Skip to main content Go to Personal Online Banking Go to Business Online Banking

Imposter Scams by Text

Posted in Security

Scammers are always active and whether they are playing the short game by pushing you for a quick response or the long game by obtaining your information (or money) a little bit at a time, the end goal is the same: to make a tidy profit. Remember scams are profitable because they work! Fraudsters can make anything look legit and are very good at fooling people. That's why it's so important to stay on guard at all times.

Today's example - imposter scams by text. Imposter scams occur when a fraudster pretends to be someone you know or a company you trust. If you have a mobile phone, you are no stranger to imposter scams! In fact, you probably have received several scam texts - sometimes more than one in a day. The text message may appear to be from "Amazon", "PayPal", the "IRS", and even recently - "Bank First", but in actuality, it's a scammer attempting to obtain personal information, gain access to your accounts/computer, and ultimately steal your money. 

Locally, we've seen a rise in imposter text scams targeting bank account and debit card activity. Take a look at these two examples:

Screen shot of a text on a mobile screen

Another screen shot of a text on a mobile screen

For your own account and information security, utilize these simple, but effective tips:

  1. DO NOT engage or respond to text messages, emails, or phone calls that ask you to confirm or provide personal information. This includes debit/credit card and bank account numbers, Social Security numbers, passwords, etc.
  2. DO NOT click on links or call the phone number listed within a text/email from any company.
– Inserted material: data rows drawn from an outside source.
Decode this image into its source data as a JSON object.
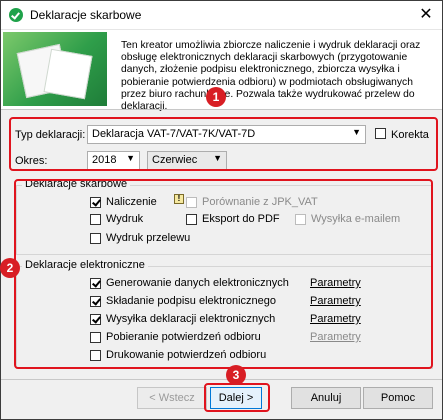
{
  "window": {
    "title": "Deklaracje skarbowe",
    "close": "✕"
  },
  "banner": {
    "text": "Ten kreator umożliwia zbiorcze naliczenie i wydruk deklaracji oraz obsługę elektronicznych deklaracji skarbowych (przygotowanie danych, złożenie podpisu elektronicznego, zbiorcza wysyłka i pobieranie potwierdzenia odbioru) w podmiotach obsługiwanych przez biuro rachunkowe. Pozwala także wydrukować przelew do deklaracji."
  },
  "form": {
    "typ_label": "Typ deklaracji:",
    "typ_value": "Deklaracja VAT-7/VAT-7K/VAT-7D",
    "korekta_label": "Korekta",
    "okres_label": "Okres:",
    "year_value": "2018",
    "month_value": "Czerwiec"
  },
  "skarbowe": {
    "title": "Deklaracje skarbowe",
    "naliczenie": "Naliczenie",
    "porownanie": "Porównanie z JPK_VAT",
    "wydruk": "Wydruk",
    "eksport": "Eksport do PDF",
    "wysylka_email": "Wysyłka e-mailem",
    "wydruk_przelewu": "Wydruk przelewu",
    "info_icon": "!"
  },
  "elektroniczne": {
    "title": "Deklaracje elektroniczne",
    "items": [
      {
        "label": "Generowanie danych elektronicznych",
        "param": "Parametry"
      },
      {
        "label": "Składanie podpisu elektronicznego",
        "param": "Parametry"
      },
      {
        "label": "Wysyłka deklaracji elektronicznych",
        "param": "Parametry"
      },
      {
        "label": "Pobieranie potwierdzeń odbioru",
        "param": "Parametry"
      },
      {
        "label": "Drukowanie potwierdzeń odbioru"
      }
    ]
  },
  "badges": [
    "1",
    "2",
    "3"
  ],
  "buttons": {
    "back": "< Wstecz",
    "next": "Dalej >",
    "cancel": "Anuluj",
    "help": "Pomoc"
  },
  "colors": {
    "accent_red": "#e0141e",
    "brand_green": "#1fa24a"
  }
}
Always go directly to the source of information - login to your account from a saved source, visit the company website directly, call the phone number on your statement or back of your card, etc.
  3. DO NOT give remote access to your computer to people you do not know.
  4. Always contact your local Bank First office directly if you receive a message with an unusual request or message regarding your bank account, debit card, or other bank-related items. Remember, Bank First will never contact you to ask for your account information.

Please contact your local Bank First office right away if you have provided bank account information, passwords to your online banking accounts, or paid funds as a result of any fraud attempts or scams.

Some content requires Adobe Acrobat Reader to view.